▶ _Task directions_: Scan the entries that follow for the word "true", then report every line in which it appears.

▶ _The data_:

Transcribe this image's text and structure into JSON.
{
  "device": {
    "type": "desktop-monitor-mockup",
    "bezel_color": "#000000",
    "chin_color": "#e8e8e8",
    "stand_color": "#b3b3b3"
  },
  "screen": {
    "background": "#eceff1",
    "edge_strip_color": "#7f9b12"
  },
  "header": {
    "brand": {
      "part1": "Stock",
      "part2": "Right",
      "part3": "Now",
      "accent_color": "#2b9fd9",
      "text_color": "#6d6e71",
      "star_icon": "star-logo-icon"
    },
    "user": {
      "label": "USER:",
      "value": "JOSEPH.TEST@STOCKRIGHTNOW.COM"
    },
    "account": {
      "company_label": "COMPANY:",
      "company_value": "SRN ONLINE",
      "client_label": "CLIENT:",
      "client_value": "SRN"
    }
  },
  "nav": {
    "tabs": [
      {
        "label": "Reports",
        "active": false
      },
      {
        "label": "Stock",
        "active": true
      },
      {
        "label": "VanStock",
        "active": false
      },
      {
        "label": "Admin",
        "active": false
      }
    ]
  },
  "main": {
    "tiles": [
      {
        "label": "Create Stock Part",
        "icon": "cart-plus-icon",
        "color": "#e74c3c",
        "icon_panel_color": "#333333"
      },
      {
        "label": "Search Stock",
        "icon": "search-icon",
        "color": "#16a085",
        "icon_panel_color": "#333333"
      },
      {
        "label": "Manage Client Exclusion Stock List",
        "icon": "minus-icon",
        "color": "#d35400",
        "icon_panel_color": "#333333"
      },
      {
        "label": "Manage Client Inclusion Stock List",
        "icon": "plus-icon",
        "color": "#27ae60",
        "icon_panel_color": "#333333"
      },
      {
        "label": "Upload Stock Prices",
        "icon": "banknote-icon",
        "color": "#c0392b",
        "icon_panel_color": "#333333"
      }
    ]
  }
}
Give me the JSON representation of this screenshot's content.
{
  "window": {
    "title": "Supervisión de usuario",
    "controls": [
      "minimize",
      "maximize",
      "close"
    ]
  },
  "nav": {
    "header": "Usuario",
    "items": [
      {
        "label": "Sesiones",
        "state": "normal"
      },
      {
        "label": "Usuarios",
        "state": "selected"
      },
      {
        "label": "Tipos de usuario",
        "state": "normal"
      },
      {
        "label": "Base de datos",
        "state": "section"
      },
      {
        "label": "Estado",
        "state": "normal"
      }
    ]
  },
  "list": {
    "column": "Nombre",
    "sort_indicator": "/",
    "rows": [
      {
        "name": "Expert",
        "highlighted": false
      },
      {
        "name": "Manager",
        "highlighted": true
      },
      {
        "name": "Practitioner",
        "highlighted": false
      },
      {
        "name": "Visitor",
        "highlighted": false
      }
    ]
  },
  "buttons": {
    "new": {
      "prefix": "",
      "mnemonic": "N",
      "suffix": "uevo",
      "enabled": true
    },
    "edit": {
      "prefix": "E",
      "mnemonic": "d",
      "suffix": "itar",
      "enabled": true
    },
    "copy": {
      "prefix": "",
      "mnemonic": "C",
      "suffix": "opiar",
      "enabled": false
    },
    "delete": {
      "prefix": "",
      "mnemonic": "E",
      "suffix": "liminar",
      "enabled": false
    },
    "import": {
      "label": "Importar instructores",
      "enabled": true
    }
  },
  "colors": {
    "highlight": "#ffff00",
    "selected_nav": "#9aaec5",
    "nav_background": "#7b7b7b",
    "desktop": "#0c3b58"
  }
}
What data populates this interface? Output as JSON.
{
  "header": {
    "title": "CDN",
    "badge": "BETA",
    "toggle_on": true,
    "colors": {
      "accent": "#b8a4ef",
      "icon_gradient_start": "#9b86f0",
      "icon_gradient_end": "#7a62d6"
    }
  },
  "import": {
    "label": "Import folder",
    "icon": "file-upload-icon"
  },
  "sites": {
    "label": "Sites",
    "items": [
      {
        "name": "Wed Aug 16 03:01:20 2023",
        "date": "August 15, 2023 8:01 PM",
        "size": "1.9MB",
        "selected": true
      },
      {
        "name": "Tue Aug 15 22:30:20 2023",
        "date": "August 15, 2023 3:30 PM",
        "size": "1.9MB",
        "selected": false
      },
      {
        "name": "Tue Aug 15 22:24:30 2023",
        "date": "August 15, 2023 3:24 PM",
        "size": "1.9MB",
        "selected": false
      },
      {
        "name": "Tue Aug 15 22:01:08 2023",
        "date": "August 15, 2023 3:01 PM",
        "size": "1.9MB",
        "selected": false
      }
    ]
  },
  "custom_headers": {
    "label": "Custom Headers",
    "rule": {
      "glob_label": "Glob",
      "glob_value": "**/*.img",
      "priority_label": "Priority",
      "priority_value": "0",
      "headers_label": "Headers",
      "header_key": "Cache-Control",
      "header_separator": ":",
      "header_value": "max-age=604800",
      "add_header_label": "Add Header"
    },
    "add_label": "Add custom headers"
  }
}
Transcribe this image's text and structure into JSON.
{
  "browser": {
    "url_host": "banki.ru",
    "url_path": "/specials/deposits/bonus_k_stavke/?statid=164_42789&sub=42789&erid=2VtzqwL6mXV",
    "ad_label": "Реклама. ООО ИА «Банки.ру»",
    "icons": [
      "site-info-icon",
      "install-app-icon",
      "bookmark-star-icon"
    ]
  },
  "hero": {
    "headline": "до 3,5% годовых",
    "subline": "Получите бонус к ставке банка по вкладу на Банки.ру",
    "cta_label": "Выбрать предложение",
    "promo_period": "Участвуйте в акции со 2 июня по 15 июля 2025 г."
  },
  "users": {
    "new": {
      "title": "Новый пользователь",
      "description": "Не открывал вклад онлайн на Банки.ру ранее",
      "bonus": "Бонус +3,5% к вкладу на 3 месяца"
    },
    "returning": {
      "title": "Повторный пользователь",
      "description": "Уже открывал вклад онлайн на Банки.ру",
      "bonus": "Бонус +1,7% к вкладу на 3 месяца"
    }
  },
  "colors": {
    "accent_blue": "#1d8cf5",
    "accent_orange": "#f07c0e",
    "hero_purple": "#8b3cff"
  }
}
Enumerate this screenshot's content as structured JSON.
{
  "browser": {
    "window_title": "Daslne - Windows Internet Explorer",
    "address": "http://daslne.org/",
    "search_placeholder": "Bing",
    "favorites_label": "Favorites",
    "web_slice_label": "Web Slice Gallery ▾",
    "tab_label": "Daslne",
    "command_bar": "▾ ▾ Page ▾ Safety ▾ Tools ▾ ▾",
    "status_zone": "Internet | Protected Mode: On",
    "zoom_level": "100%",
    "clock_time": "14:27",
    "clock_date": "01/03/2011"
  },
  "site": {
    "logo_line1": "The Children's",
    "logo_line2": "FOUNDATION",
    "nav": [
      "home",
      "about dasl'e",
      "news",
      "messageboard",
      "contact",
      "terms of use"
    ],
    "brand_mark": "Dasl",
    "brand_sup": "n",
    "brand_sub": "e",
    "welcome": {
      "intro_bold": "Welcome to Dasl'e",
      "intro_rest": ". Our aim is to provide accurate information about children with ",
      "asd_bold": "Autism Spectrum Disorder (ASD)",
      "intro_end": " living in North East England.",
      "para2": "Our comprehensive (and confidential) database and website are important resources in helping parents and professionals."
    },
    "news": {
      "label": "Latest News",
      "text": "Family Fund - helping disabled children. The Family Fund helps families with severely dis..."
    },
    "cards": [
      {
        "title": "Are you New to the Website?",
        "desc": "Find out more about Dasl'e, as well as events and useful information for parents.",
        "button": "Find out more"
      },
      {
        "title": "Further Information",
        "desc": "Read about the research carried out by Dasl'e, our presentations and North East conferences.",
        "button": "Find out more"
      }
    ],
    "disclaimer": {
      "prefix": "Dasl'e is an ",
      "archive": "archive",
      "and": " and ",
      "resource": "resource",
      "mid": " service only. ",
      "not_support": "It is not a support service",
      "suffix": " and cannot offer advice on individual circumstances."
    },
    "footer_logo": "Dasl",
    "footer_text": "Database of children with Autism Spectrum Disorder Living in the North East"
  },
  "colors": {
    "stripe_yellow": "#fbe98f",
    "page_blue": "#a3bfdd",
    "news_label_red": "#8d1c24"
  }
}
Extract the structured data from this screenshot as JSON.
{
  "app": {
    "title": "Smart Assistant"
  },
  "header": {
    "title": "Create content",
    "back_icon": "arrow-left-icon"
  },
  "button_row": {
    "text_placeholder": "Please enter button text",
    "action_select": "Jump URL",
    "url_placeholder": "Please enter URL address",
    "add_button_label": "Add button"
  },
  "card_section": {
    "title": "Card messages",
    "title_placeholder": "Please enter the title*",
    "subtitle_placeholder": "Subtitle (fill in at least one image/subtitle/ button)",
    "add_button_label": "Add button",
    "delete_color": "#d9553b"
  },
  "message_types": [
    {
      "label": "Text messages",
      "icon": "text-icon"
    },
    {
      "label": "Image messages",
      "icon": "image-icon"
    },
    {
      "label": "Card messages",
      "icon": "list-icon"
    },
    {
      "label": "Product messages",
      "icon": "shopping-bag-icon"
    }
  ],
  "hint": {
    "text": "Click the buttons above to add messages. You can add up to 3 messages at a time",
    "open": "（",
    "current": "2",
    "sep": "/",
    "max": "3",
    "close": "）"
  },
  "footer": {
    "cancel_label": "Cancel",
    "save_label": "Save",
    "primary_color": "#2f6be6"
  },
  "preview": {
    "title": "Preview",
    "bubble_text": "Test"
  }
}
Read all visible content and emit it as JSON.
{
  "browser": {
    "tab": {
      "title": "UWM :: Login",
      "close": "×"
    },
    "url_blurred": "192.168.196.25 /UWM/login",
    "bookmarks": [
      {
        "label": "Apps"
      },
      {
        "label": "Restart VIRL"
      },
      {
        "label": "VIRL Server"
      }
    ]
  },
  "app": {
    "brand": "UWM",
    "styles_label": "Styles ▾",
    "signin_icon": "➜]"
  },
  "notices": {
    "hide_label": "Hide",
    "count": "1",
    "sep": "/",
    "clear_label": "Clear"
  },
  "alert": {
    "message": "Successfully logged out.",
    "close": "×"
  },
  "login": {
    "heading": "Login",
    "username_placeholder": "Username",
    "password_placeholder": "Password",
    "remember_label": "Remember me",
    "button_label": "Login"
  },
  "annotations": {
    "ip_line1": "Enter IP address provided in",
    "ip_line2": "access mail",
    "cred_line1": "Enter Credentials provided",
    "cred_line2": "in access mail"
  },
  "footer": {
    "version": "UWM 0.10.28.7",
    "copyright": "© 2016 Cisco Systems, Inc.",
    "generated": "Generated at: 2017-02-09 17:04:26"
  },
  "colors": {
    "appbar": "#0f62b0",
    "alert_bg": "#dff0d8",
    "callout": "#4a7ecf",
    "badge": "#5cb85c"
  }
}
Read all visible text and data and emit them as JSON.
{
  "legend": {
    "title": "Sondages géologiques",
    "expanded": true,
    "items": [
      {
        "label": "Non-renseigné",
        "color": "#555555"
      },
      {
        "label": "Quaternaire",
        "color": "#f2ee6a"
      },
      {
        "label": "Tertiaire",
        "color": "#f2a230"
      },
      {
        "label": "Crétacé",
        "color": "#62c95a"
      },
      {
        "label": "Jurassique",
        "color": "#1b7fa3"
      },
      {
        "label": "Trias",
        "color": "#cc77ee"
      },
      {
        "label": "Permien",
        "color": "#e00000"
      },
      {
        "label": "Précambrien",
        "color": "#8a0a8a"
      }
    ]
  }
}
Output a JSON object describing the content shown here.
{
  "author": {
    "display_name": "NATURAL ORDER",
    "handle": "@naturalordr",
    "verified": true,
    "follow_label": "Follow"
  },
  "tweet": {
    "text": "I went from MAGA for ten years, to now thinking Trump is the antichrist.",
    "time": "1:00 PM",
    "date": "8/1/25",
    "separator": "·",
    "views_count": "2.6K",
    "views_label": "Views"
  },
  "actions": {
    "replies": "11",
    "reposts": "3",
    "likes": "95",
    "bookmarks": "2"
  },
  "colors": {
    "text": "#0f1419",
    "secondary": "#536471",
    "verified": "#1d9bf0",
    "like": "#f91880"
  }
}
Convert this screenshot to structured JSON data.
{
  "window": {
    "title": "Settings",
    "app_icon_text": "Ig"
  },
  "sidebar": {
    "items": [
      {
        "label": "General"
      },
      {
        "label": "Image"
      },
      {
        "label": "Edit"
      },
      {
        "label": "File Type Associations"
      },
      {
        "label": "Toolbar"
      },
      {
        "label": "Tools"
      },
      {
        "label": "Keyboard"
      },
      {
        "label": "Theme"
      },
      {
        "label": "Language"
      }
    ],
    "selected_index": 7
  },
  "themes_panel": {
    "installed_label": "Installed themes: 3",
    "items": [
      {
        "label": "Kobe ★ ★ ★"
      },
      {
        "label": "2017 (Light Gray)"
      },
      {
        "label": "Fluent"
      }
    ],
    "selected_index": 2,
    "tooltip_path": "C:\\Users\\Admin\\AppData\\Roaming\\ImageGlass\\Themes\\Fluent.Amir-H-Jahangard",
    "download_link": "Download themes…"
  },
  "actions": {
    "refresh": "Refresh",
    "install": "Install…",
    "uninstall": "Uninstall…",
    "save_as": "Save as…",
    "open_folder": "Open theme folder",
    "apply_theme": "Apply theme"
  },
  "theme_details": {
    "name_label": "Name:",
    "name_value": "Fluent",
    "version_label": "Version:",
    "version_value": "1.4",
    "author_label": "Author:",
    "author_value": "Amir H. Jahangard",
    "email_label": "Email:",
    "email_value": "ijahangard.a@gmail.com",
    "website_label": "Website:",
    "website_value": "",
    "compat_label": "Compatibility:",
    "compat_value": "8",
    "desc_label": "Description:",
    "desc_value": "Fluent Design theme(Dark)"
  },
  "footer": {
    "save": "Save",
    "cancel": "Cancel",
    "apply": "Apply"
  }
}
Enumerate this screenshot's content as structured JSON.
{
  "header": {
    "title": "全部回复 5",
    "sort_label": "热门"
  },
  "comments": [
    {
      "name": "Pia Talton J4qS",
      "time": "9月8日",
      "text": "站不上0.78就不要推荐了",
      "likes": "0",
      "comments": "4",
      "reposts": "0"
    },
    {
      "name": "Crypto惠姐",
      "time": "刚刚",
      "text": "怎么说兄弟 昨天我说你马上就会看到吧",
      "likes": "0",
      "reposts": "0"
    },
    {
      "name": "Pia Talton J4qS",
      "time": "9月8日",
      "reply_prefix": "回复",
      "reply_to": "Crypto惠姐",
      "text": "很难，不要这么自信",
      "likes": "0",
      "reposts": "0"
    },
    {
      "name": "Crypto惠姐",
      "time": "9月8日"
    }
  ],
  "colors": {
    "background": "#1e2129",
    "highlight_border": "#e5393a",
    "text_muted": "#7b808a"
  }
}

▶ _Output for this task_:
        "active": true
        "highlighted": true
      "enabled": true
      "enabled": true
      "enabled": true
    "toggle_on": true,
        "selected": true
    "expanded": true,
    "verified": true,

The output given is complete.